Characteristics of the Churchly Resurgence
(1) The newly resurgent Churchly traditions were a response to the popularity of revivalism with its stress on the individual's reaction to gospel and personal commitment to it. Instead, emphasis was placed on the church's heritage of doctrine, worship and authority to restrain and guide the individual. One who took this position was Horace Bushnell. He attacked the idea that conversion must be a profound emotional experience that is discontinuous with one's past. Rather, he insisted that conversion can be gradual and can occur through the appointed channels of home life and Christian instruction.
(2) A second characteristic is to be found in a renewed emphasis on creeds as defining the church. Revivalism focused primarily on doctrines relating to conversion and holiness, and tended to focus on common themes and experiences at the expense of the distinctive truths of the faith. This new movement chose to focus on the historical and sacramental character of the church that transmits and keeps alive Christian truth. Individual religious experience is not viewed as absolute, but subject to the accumulated wisdom of the saints.
(3) The true church comes to be seen--not as a spiritual reality--but as an institution. The key test of what constitutes a true church for Roman Catholics is "apostolic authority." The Pope and his Bishops are the only lawful successors to St. Peter. Landmark Baptists believed they were linked in a similar succession to John the Baptist, and as such, they were the only true church.
(4) The church comes to be viewed in sacramental terms, particularly among High Church Roman Catholics and Episcopalians. Philip Schaff--the father of American Church History--helped spark the Mercerberg theology which took seriously the real presence of Christ in the Sacrament of Communion. The church was instituted by God, he and his followers argued, and within its fellowship flows divine life. Through the sacraments this divine life is given those who receive it by faith.
(5) A growing emphasis on official ecclesiastical action and leadership.
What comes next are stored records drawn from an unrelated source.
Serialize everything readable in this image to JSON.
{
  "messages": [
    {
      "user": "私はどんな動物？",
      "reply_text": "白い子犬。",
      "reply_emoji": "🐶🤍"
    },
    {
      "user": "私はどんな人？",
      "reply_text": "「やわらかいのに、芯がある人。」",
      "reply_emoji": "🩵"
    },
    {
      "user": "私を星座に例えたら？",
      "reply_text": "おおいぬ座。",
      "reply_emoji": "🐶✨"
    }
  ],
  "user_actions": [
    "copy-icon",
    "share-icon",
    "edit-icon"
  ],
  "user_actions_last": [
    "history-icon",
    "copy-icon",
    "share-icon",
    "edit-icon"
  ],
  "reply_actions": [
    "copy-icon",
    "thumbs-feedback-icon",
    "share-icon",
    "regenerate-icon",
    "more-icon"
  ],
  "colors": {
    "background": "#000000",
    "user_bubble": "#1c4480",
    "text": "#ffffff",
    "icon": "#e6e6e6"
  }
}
Roman Catholics move to restore the Bishop's authority and to suppress Lay Trusteeism, and begin to build a school system to teach true Catholic culture. Mormons, for their part, create a highly theocratic system in Utah.
(6) The Church--rather than voluntary societies--begins to conduct missions and educational efforts. Fearful that wealthy laymen would control mission efforts if they were left in the hands of volunteer groups, and lessen clerical power, the high churches insisted these missions were not the responsibility of individual Christians, but the Church in its corporate capacity. In time, the Church would come to be seen as a corporation chartered to do the Lord's business, complete with its own bureaucratic hierarchy. Again, there is an irony here. The resurgence of churchly traditions was an effort to accentuate doctrinal differences, but as did the benevolent empire, they too came to emphasize solutions to social problems.
These churchly traditions failed to win any significant following because the nation's ethos was predominately individualistic. But they were a major cause of the failure to achieve denominational unity, and the reason for a renewed emphasis on distinctively denominational tenets.